### Problem
Would you please copy each line below that includes the string "title"?
*** Records for the exercise ***
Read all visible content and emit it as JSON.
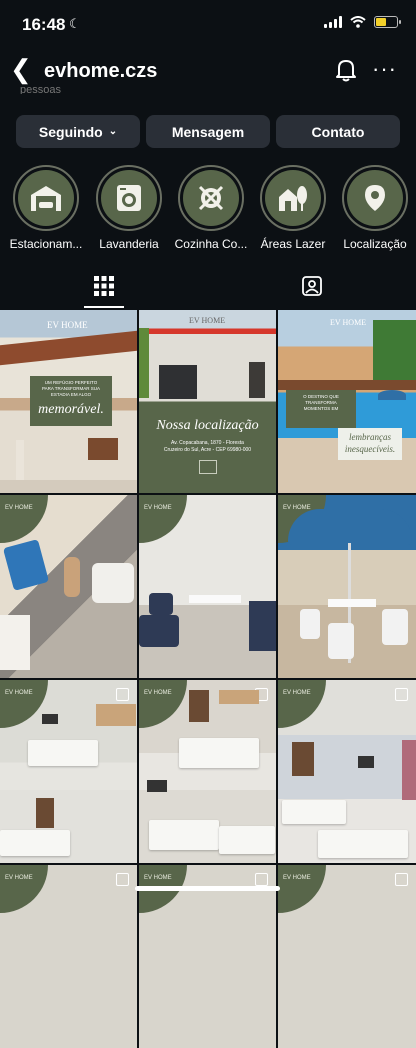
{
  "status": {
    "time": "16:48"
  },
  "header": {
    "username": "evhome.czs",
    "peek_text": "pessoas"
  },
  "actions": {
    "following": "Seguindo",
    "message": "Mensagem",
    "contact": "Contato"
  },
  "highlights": [
    {
      "label": "Estacionam...",
      "icon": "garage-icon"
    },
    {
      "label": "Lavanderia",
      "icon": "washing-machine-icon"
    },
    {
      "label": "Cozinha Co...",
      "icon": "kitchen-icon"
    },
    {
      "label": "Áreas Lazer",
      "icon": "house-tree-icon"
    },
    {
      "label": "Localização",
      "icon": "location-pin-icon"
    }
  ],
  "posts": {
    "p1": {
      "brand": "EV HOME",
      "line1": "UM REFÚGIO PERFEITO",
      "line2": "PARA TRANSFORMAR SUA",
      "line3": "ESTADIA EM ALGO",
      "big": "memorável."
    },
    "p2": {
      "brand": "EV HOME",
      "title": "Nossa localização",
      "addr1": "Av. Copacabana, 1870 - Floresta",
      "addr2": "Cruzeiro do Sul, Acre - CEP 69980-000"
    },
    "p3": {
      "brand": "EV HOME",
      "line1": "O DESTINO QUE",
      "line2": "TRANSFORMA",
      "line3": "MOMENTOS EM",
      "line4": "lembranças",
      "line5": "inesquecíveis."
    },
    "badge": "EV HOME"
  },
  "colors": {
    "background": "#0c1014",
    "button": "#2a2f37",
    "brand_green": "#58664a"
  }
}
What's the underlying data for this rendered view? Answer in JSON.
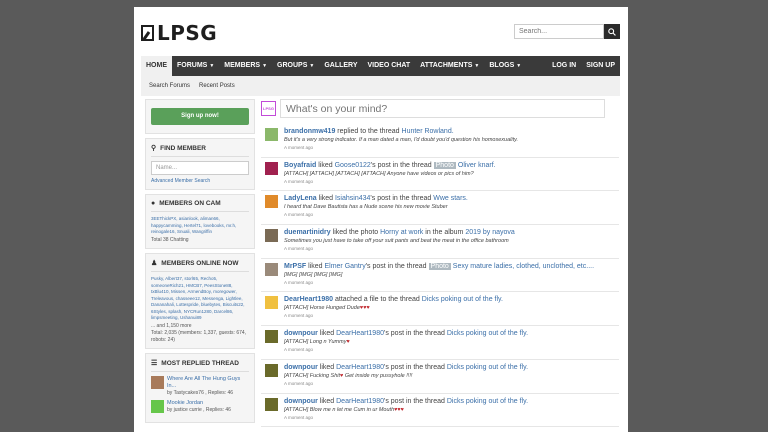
{
  "header": {
    "logo": "LPSG",
    "search_placeholder": "Search..."
  },
  "nav": {
    "left": [
      {
        "label": "HOME",
        "caret": false
      },
      {
        "label": "FORUMS",
        "caret": true
      },
      {
        "label": "MEMBERS",
        "caret": true
      },
      {
        "label": "GROUPS",
        "caret": true
      },
      {
        "label": "GALLERY",
        "caret": false
      },
      {
        "label": "VIDEO CHAT",
        "caret": false
      },
      {
        "label": "ATTACHMENTS",
        "caret": true
      },
      {
        "label": "BLOGS",
        "caret": true
      }
    ],
    "right": [
      "LOG IN",
      "SIGN UP"
    ],
    "sub": [
      "Search Forums",
      "Recent Posts"
    ]
  },
  "sidebar": {
    "signup": "Sign up now!",
    "find_member": {
      "title": "FIND MEMBER",
      "placeholder": "Name...",
      "link": "Advanced Member Search"
    },
    "members_on_cam": {
      "title": "MEMBERS ON CAM",
      "names": "3EEThickPX, asianlook, aliman66, happycamming, Hertel71, lovebooks, mr.h, reinogale16, Snuali, Wangriffin",
      "total": "Total 38 Chatting"
    },
    "members_online": {
      "title": "MEMBERS ONLINE NOW",
      "names": "Pusky, Albert37, storl65, Recho5, someoneRich21, HMCB7, PeesStone88, txBlu410, Missen, ArmendBoy, moregower, Treleavous, chasseee12, Messenga, Lightlee, Dananahali, Lottespride, bluebytes, Biscuits22, 6Styles, splash, NYCRun1280, Darcel86, limpsmeeting, Ushanui89",
      "more": "... and 1,150 more",
      "total": "Total: 2,035 (members: 1,337, guests: 674, robots: 24)"
    },
    "most_replied": {
      "title": "MOST REPLIED THREAD",
      "items": [
        {
          "title": "Where Are All The Hung Guys In...",
          "meta": "by Tastycakes76 , Replies: 46"
        },
        {
          "title": "Mookie Jordan",
          "meta": "by justice currie , Replies: 46"
        }
      ]
    }
  },
  "main": {
    "status_avatar": "LPSG",
    "status_placeholder": "What's on your mind?",
    "feed": [
      {
        "user": "brandonmw419",
        "action": " replied to the thread ",
        "tag": "",
        "target": "Hunter Rowland.",
        "quote": "But it's a very strong indicator. If a man dated a man, I'd doubt you'd question his homosexuality.",
        "hearts": "",
        "time": "A moment ago",
        "avatar_color": "#8bb86a"
      },
      {
        "user": "Boyafraid",
        "action": " liked ",
        "link1": "Goose0122",
        "action2": "'s post in the thread ",
        "tag": "Photo",
        "target": "Oliver knarf.",
        "quote": "[ATTACH] [ATTACH] [ATTACH] [ATTACH] Anyone have videos or pics of him?",
        "hearts": "",
        "time": "A moment ago",
        "avatar_color": "#a0214f"
      },
      {
        "user": "LadyLena",
        "action": " liked ",
        "link1": "Isiahsin434",
        "action2": "'s post in the thread ",
        "tag": "",
        "target": "Wwe stars.",
        "quote": "I heard that Dave Bautista has a Nude scene his new movie Stuber",
        "hearts": "",
        "time": "A moment ago",
        "avatar_color": "#e08a2a"
      },
      {
        "user": "duemartinidry",
        "action": " liked the photo ",
        "link1": "Horny at work",
        "action2": " in the album ",
        "tag": "",
        "target": "2019 by nayova",
        "quote": "Sometimes you just have to take off your suit pants and beat the meat in the office bathroom",
        "hearts": "",
        "time": "A moment ago",
        "avatar_color": "#7a6a55"
      },
      {
        "user": "MrPSF",
        "action": " liked ",
        "link1": "Elmer Gantry",
        "action2": "'s post in the thread ",
        "tag": "Photo",
        "target": "Sexy mature ladies, clothed, unclothed, etc....",
        "quote": "[IMG] [IMG] [IMG] [IMG]",
        "hearts": "",
        "time": "A moment ago",
        "avatar_color": "#9a8a7a"
      },
      {
        "user": "DearHeart1980",
        "action": " attached a file to the thread ",
        "tag": "",
        "target": "Dicks poking out of the fly.",
        "quote": "[ATTACH] Horse Hunged Dude",
        "hearts": "♥♥♥",
        "time": "A moment ago",
        "avatar_color": "#f0c040"
      },
      {
        "user": "downpour",
        "action": " liked ",
        "link1": "DearHeart1980",
        "action2": "'s post in the thread ",
        "tag": "",
        "target": "Dicks poking out of the fly.",
        "quote": "[ATTACH] Long n Yummy",
        "hearts": "♥",
        "time": "A moment ago",
        "avatar_color": "#6a6a2a"
      },
      {
        "user": "downpour",
        "action": " liked ",
        "link1": "DearHeart1980",
        "action2": "'s post in the thread ",
        "tag": "",
        "target": "Dicks poking out of the fly.",
        "quote": "[ATTACH] Fucking Shit",
        "quote2": " Get inside my pussyhole !!!!",
        "hearts": "♥",
        "time": "A moment ago",
        "avatar_color": "#6a6a2a"
      },
      {
        "user": "downpour",
        "action": " liked ",
        "link1": "DearHeart1980",
        "action2": "'s post in the thread ",
        "tag": "",
        "target": "Dicks poking out of the fly.",
        "quote": "[ATTACH] Blow me n let me Cum in ur Mouth",
        "hearts": "♥♥♥",
        "time": "A moment ago",
        "avatar_color": "#6a6a2a"
      }
    ]
  }
}
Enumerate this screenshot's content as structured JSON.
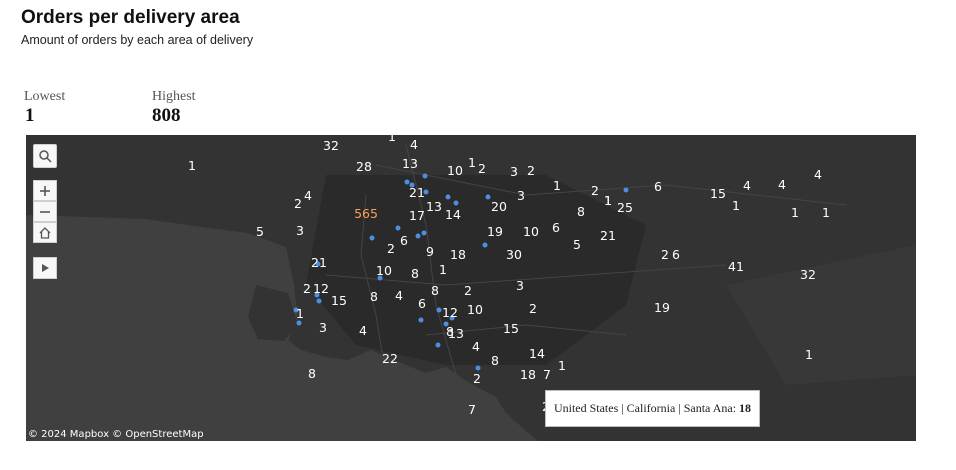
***
### The completed task
      "title": "Nossa localização",
      "title": "FIND MEMBER",
      "title": "MEMBERS ON CAM",
      "title": "MEMBERS ONLINE NOW",
      "title": "MOST REPLIED THREAD",
          "title": "Where Are All The Hung Guys In...",
          "title": "Mookie Jordan",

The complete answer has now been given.